On these journeys the technically skilled officers gathered information on harbors, docks, slipways, ships and mechanical devices. Ships and installations were measured up and models were made after the complicated machines. The officers also kept diaries with notes on processing- and production methods. Through the Danish envoys this information was sent to the Admiralty in Copenhagen, where the latest news in the fields of science and technology was studied with great interest.

The reports dealt not only with matters of maritime technology. They often also contained drawings and models of non-military technology, which were readily put at the disposal of the still embryonic Danish industry. In reality, the journeys were virtual acts of espionage, which could, had the secret been disclosed, have led to a prison- or death sentence for the officers involved. The Admiralty, however, chose to take the risk since the journeys saved the Danish State a great deal of money. Through this untraditional procedure Denmark succeeded in getting access to the newest technology without having to allocate large sums of money for research and development.
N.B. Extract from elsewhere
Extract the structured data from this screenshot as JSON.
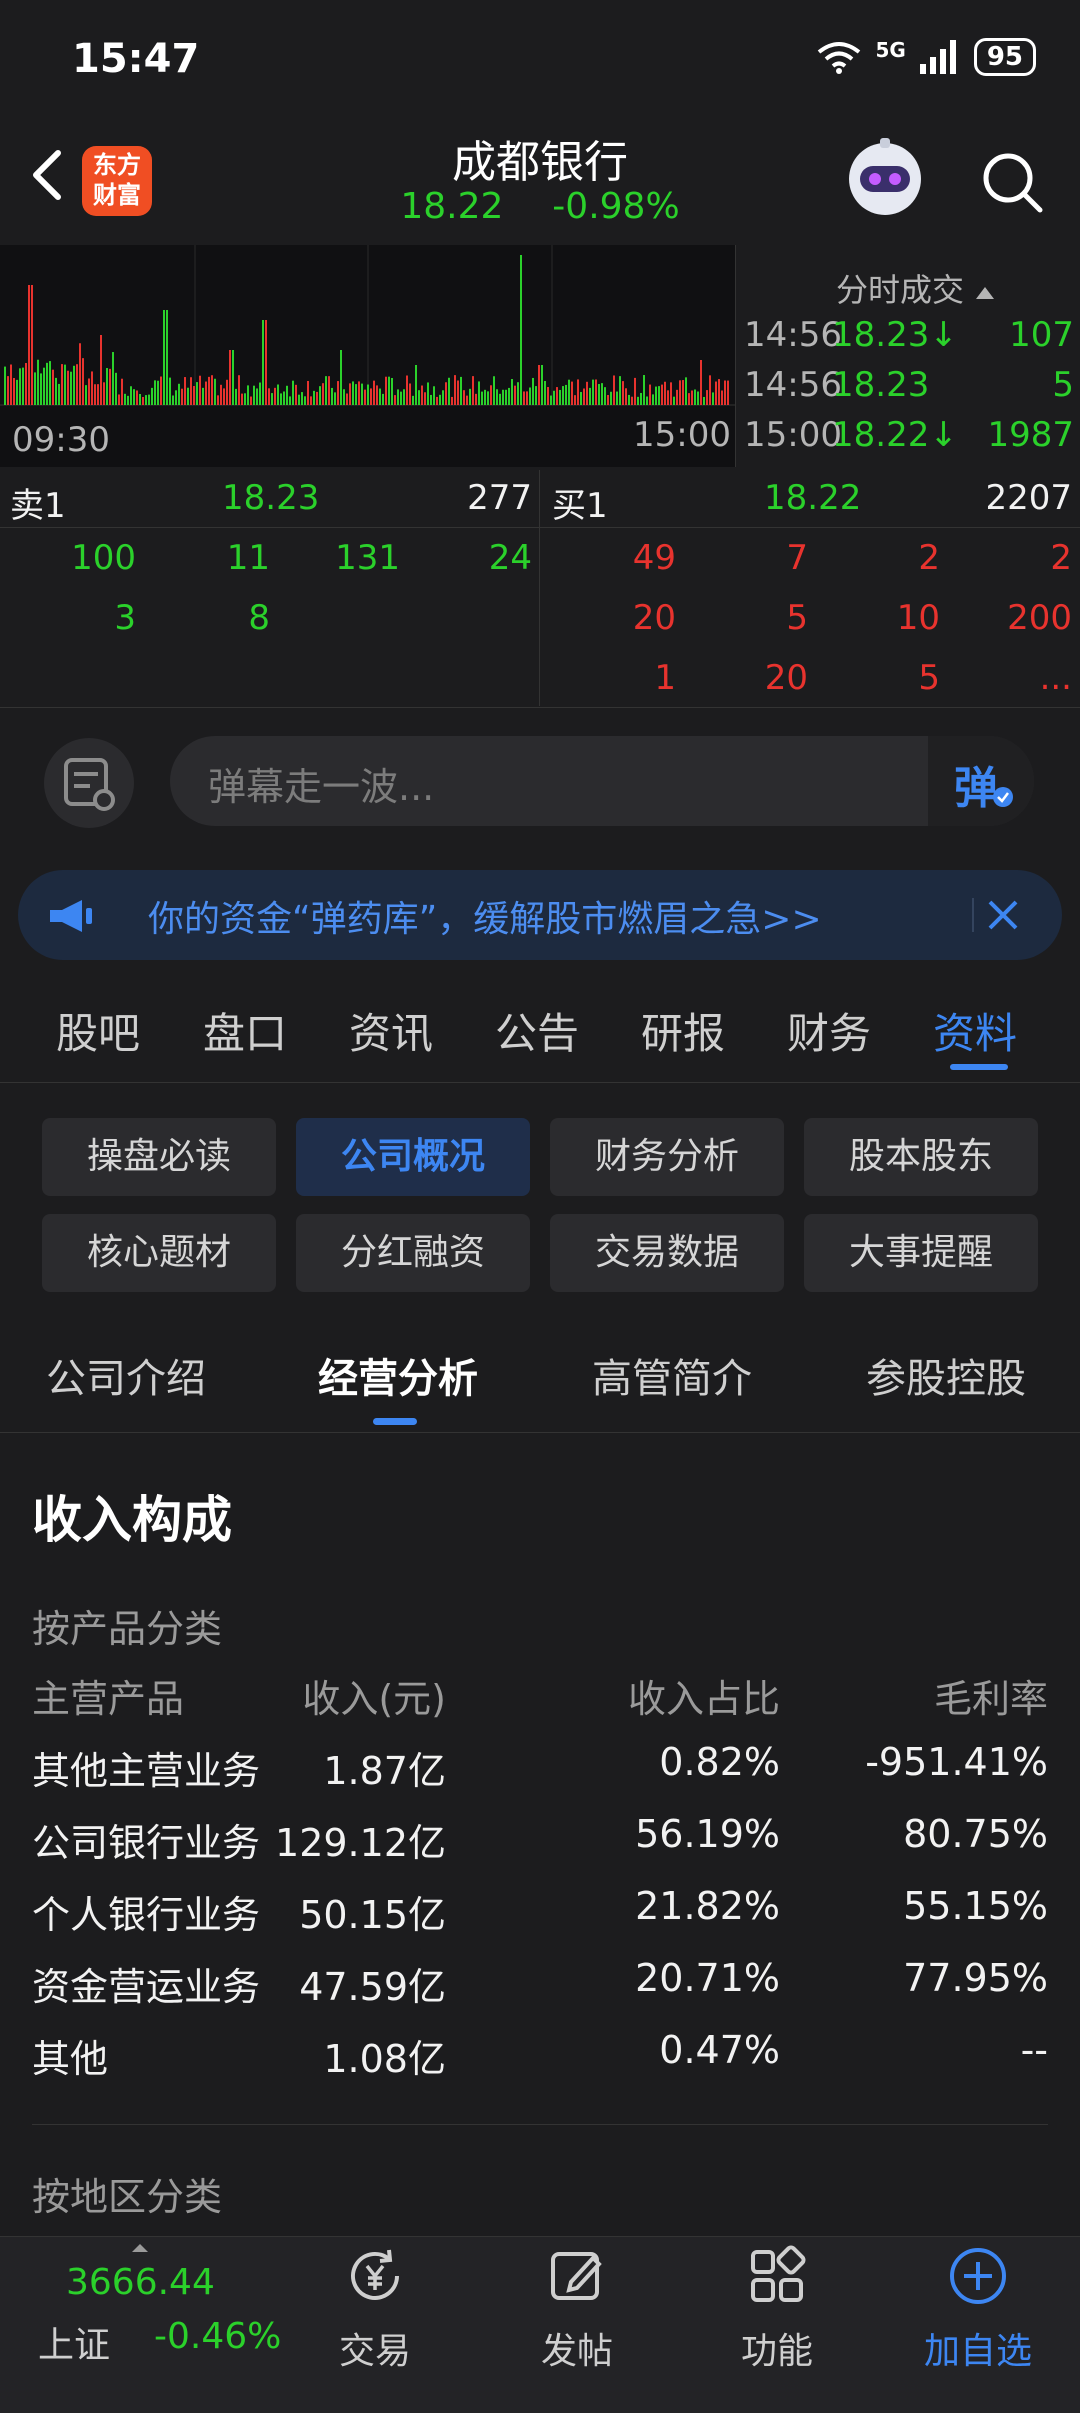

We now find the vestiges of the journeys of the naval officers in the Royal Danish Naval Museum and in the Danish National Archives. These are vestiges that bear witness to the technological accomplishments of the day but which due to wars and fires can no longer be found in other countries.